Component data from apps and pages:
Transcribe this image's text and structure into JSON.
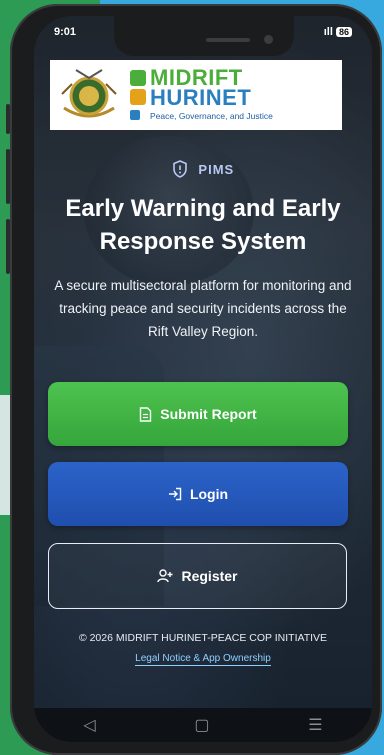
{
  "status_bar": {
    "time": "9:01",
    "signal": "ıll",
    "battery": "86"
  },
  "logo": {
    "line1": "MIDRIFT",
    "line2": "HURINET",
    "tagline": "Peace, Governance, and Justice"
  },
  "badge": {
    "label": "PIMS"
  },
  "hero": {
    "title": "Early Warning and Early Response System",
    "description": "A secure multisectoral platform for monitoring and tracking peace and security incidents across the Rift Valley Region."
  },
  "actions": {
    "submit_label": "Submit Report",
    "login_label": "Login",
    "register_label": "Register"
  },
  "footer": {
    "copyright": "© 2026 MIDRIFT HURINET-PEACE COP INITIATIVE",
    "legal_link": "Legal Notice & App Ownership"
  },
  "nav": {
    "back": "◁",
    "home": "▢",
    "recents": "☰"
  },
  "colors": {
    "submit": "#3fb444",
    "login": "#2657bd",
    "accent_link": "#8fd0ff",
    "brand_green": "#4cae3a",
    "brand_blue": "#2a7fc0"
  },
  "icons": [
    "shield-alert-icon",
    "document-icon",
    "login-arrow-icon",
    "user-add-icon"
  ]
}
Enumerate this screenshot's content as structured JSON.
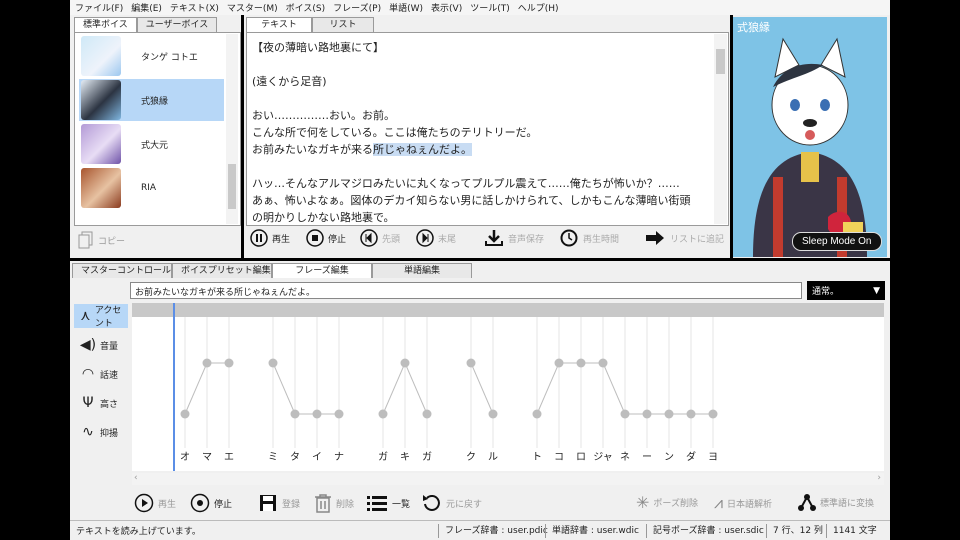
{
  "menu": [
    "ファイル(F)",
    "編集(E)",
    "テキスト(X)",
    "マスター(M)",
    "ボイス(S)",
    "フレーズ(P)",
    "単語(W)",
    "表示(V)",
    "ツール(T)",
    "ヘルプ(H)"
  ],
  "voice_tabs": [
    "標準ボイス",
    "ユーザーボイス"
  ],
  "voices": [
    {
      "name": "タンゲ コトエ",
      "selected": false
    },
    {
      "name": "式狼縁",
      "selected": true
    },
    {
      "name": "式大元",
      "selected": false
    },
    {
      "name": "RIA",
      "selected": false
    }
  ],
  "copy_label": "コピー",
  "text_tabs": [
    "テキスト",
    "リスト"
  ],
  "text_lines": [
    {
      "pre": "【夜の薄暗い路地裏にて】",
      "hl": "",
      "post": ""
    },
    {
      "pre": "",
      "hl": "",
      "post": ""
    },
    {
      "pre": "(遠くから足音)",
      "hl": "",
      "post": ""
    },
    {
      "pre": "",
      "hl": "",
      "post": ""
    },
    {
      "pre": "おい……………おい。お前。",
      "hl": "",
      "post": ""
    },
    {
      "pre": "こんな所で何をしている。ここは俺たちのテリトリーだ。",
      "hl": "",
      "post": ""
    },
    {
      "pre": "お前みたいなガキが来る",
      "hl": "所じゃねぇんだよ。",
      "post": ""
    },
    {
      "pre": "",
      "hl": "",
      "post": ""
    },
    {
      "pre": "ハッ…そんなアルマジロみたいに丸くなってプルプル震えて……俺たちが怖いか？……",
      "hl": "",
      "post": ""
    },
    {
      "pre": "あぁ、怖いよなぁ。図体のデカイ知らない男に話しかけられて、しかもこんな薄暗い街頭",
      "hl": "",
      "post": ""
    },
    {
      "pre": "の明かりしかない路地裏で。",
      "hl": "",
      "post": ""
    }
  ],
  "playback": {
    "play": "再生",
    "stop": "停止",
    "head": "先頭",
    "tail": "末尾",
    "save": "音声保存",
    "time": "再生時間",
    "list_add": "リストに追記"
  },
  "character": {
    "name": "式狼縁",
    "sleep_mode": "Sleep Mode On"
  },
  "bottom_tabs": [
    "マスターコントロール",
    "ボイスプリセット編集",
    "フレーズ編集",
    "単語編集"
  ],
  "phrase_text": "お前みたいなガキが来る所じゃねぇんだよ。",
  "style_select": "通常。",
  "side_buttons": [
    {
      "label": "アクセント",
      "icon": "accent-icon",
      "selected": true
    },
    {
      "label": "音量",
      "icon": "volume-icon",
      "selected": false
    },
    {
      "label": "話速",
      "icon": "speed-icon",
      "selected": false
    },
    {
      "label": "高さ",
      "icon": "pitch-icon",
      "selected": false
    },
    {
      "label": "抑揚",
      "icon": "intonation-icon",
      "selected": false
    }
  ],
  "accent_moras": [
    {
      "kana": "オ",
      "high": false
    },
    {
      "kana": "マ",
      "high": true
    },
    {
      "kana": "エ",
      "high": true
    },
    {
      "kana": "ミ",
      "high": true
    },
    {
      "kana": "タ",
      "high": false
    },
    {
      "kana": "イ",
      "high": false
    },
    {
      "kana": "ナ",
      "high": false
    },
    {
      "kana": "ガ",
      "high": false
    },
    {
      "kana": "キ",
      "high": true
    },
    {
      "kana": "ガ",
      "high": false
    },
    {
      "kana": "ク",
      "high": true
    },
    {
      "kana": "ル",
      "high": false
    },
    {
      "kana": "ト",
      "high": false
    },
    {
      "kana": "コ",
      "high": true
    },
    {
      "kana": "ロ",
      "high": true
    },
    {
      "kana": "ジャ",
      "high": true
    },
    {
      "kana": "ネ",
      "high": false
    },
    {
      "kana": "ー",
      "high": false
    },
    {
      "kana": "ン",
      "high": false
    },
    {
      "kana": "ダ",
      "high": false
    },
    {
      "kana": "ヨ",
      "high": false
    }
  ],
  "accent_groups": [
    [
      0,
      1,
      2
    ],
    [
      3,
      4,
      5,
      6
    ],
    [
      7,
      8,
      9
    ],
    [
      10,
      11
    ],
    [
      12,
      13,
      14,
      15,
      16,
      17,
      18,
      19,
      20
    ]
  ],
  "bottom_buttons": {
    "play": "再生",
    "stop": "停止",
    "register": "登録",
    "delete": "削除",
    "list": "一覧",
    "undo": "元に戻す",
    "pause_delete": "ポーズ削除",
    "jp_analysis": "日本語解析",
    "std_convert": "標準語に変換"
  },
  "status": {
    "message": "テキストを読み上げています。",
    "phrase_dict": "フレーズ辞書 : user.pdic",
    "word_dict": "単語辞書 : user.wdic",
    "symbol_dict": "記号ポーズ辞書 : user.sdic",
    "position": "7 行、12 列",
    "chars": "1141 文字"
  },
  "colors": {
    "selection": "#b7d7f7",
    "text_highlight": "#c8dcf3",
    "cursor_line": "#5b8ee6"
  }
}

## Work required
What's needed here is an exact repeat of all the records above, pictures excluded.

## Solution for this problem
Transcribe this image's text and structure into JSON.
{
  "status_bar": {
    "time": "9:01",
    "signal": "ıll",
    "battery": "86"
  },
  "logo": {
    "line1": "MIDRIFT",
    "line2": "HURINET",
    "tagline": "Peace, Governance, and Justice"
  },
  "badge": {
    "label": "PIMS"
  },
  "hero": {
    "title": "Early Warning and Early Response System",
    "description": "A secure multisectoral platform for monitoring and tracking peace and security incidents across the Rift Valley Region."
  },
  "actions": {
    "submit_label": "Submit Report",
    "login_label": "Login",
    "register_label": "Register"
  },
  "footer": {
    "copyright": "© 2026 MIDRIFT HURINET-PEACE COP INITIATIVE",
    "legal_link": "Legal Notice & App Ownership"
  },
  "nav": {
    "back": "◁",
    "home": "▢",
    "recents": "☰"
  },
  "colors": {
    "submit": "#3fb444",
    "login": "#2657bd",
    "accent_link": "#8fd0ff",
    "brand_green": "#4cae3a",
    "brand_blue": "#2a7fc0"
  },
  "icons": [
    "shield-alert-icon",
    "document-icon",
    "login-arrow-icon",
    "user-add-icon"
  ]
}
Enumerate this screenshot's content as structured JSON.
{
  "menu": [
    "ファイル(F)",
    "編集(E)",
    "テキスト(X)",
    "マスター(M)",
    "ボイス(S)",
    "フレーズ(P)",
    "単語(W)",
    "表示(V)",
    "ツール(T)",
    "ヘルプ(H)"
  ],
  "voice_tabs": [
    "標準ボイス",
    "ユーザーボイス"
  ],
  "voices": [
    {
      "name": "タンゲ コトエ",
      "selected": false
    },
    {
      "name": "式狼縁",
      "selected": true
    },
    {
      "name": "式大元",
      "selected": false
    },
    {
      "name": "RIA",
      "selected": false
    }
  ],
  "copy_label": "コピー",
  "text_tabs": [
    "テキスト",
    "リスト"
  ],
  "text_lines": [
    {
      "pre": "【夜の薄暗い路地裏にて】",
      "hl": "",
      "post": ""
    },
    {
      "pre": "",
      "hl": "",
      "post": ""
    },
    {
      "pre": "(遠くから足音)",
      "hl": "",
      "post": ""
    },
    {
      "pre": "",
      "hl": "",
      "post": ""
    },
    {
      "pre": "おい……………おい。お前。",
      "hl": "",
      "post": ""
    },
    {
      "pre": "こんな所で何をしている。ここは俺たちのテリトリーだ。",
      "hl": "",
      "post": ""
    },
    {
      "pre": "お前みたいなガキが来る",
      "hl": "所じゃねぇんだよ。",
      "post": ""
    },
    {
      "pre": "",
      "hl": "",
      "post": ""
    },
    {
      "pre": "ハッ…そんなアルマジロみたいに丸くなってプルプル震えて……俺たちが怖いか？……",
      "hl": "",
      "post": ""
    },
    {
      "pre": "あぁ、怖いよなぁ。図体のデカイ知らない男に話しかけられて、しかもこんな薄暗い街頭",
      "hl": "",
      "post": ""
    },
    {
      "pre": "の明かりしかない路地裏で。",
      "hl": "",
      "post": ""
    }
  ],
  "playback": {
    "play": "再生",
    "stop": "停止",
    "head": "先頭",
    "tail": "末尾",
    "save": "音声保存",
    "time": "再生時間",
    "list_add": "リストに追記"
  },
  "character": {
    "name": "式狼縁",
    "sleep_mode": "Sleep Mode On"
  },
  "bottom_tabs": [
    "マスターコントロール",
    "ボイスプリセット編集",
    "フレーズ編集",
    "単語編集"
  ],
  "phrase_text": "お前みたいなガキが来る所じゃねぇんだよ。",
  "style_select": "通常。",
  "side_buttons": [
    {
      "label": "アクセント",
      "icon": "accent-icon",
      "selected": true
    },
    {
      "label": "音量",
      "icon": "volume-icon",
      "selected": false
    },
    {
      "label": "話速",
      "icon": "speed-icon",
      "selected": false
    },
    {
      "label": "高さ",
      "icon": "pitch-icon",
      "selected": false
    },
    {
      "label": "抑揚",
      "icon": "intonation-icon",
      "selected": false
    }
  ],
  "accent_moras": [
    {
      "kana": "オ",
      "high": false
    },
    {
      "kana": "マ",
      "high": true
    },
    {
      "kana": "エ",
      "high": true
    },
    {
      "kana": "ミ",
      "high": true
    },
    {
      "kana": "タ",
      "high": false
    },
    {
      "kana": "イ",
      "high": false
    },
    {
      "kana": "ナ",
      "high": false
    },
    {
      "kana": "ガ",
      "high": false
    },
    {
      "kana": "キ",
      "high": true
    },
    {
      "kana": "ガ",
      "high": false
    },
    {
      "kana": "ク",
      "high": true
    },
    {
      "kana": "ル",
      "high": false
    },
    {
      "kana": "ト",
      "high": false
    },
    {
      "kana": "コ",
      "high": true
    },
    {
      "kana": "ロ",
      "high": true
    },
    {
      "kana": "ジャ",
      "high": true
    },
    {
      "kana": "ネ",
      "high": false
    },
    {
      "kana": "ー",
      "high": false
    },
    {
      "kana": "ン",
      "high": false
    },
    {
      "kana": "ダ",
      "high": false
    },
    {
      "kana": "ヨ",
      "high": false
    }
  ],
  "accent_groups": [
    [
      0,
      1,
      2
    ],
    [
      3,
      4,
      5,
      6
    ],
    [
      7,
      8,
      9
    ],
    [
      10,
      11
    ],
    [
      12,
      13,
      14,
      15,
      16,
      17,
      18,
      19,
      20
    ]
  ],
  "bottom_buttons": {
    "play": "再生",
    "stop": "停止",
    "register": "登録",
    "delete": "削除",
    "list": "一覧",
    "undo": "元に戻す",
    "pause_delete": "ポーズ削除",
    "jp_analysis": "日本語解析",
    "std_convert": "標準語に変換"
  },
  "status": {
    "message": "テキストを読み上げています。",
    "phrase_dict": "フレーズ辞書 : user.pdic",
    "word_dict": "単語辞書 : user.wdic",
    "symbol_dict": "記号ポーズ辞書 : user.sdic",
    "position": "7 行、12 列",
    "chars": "1141 文字"
  },
  "colors": {
    "selection": "#b7d7f7",
    "text_highlight": "#c8dcf3",
    "cursor_line": "#5b8ee6"
  }
}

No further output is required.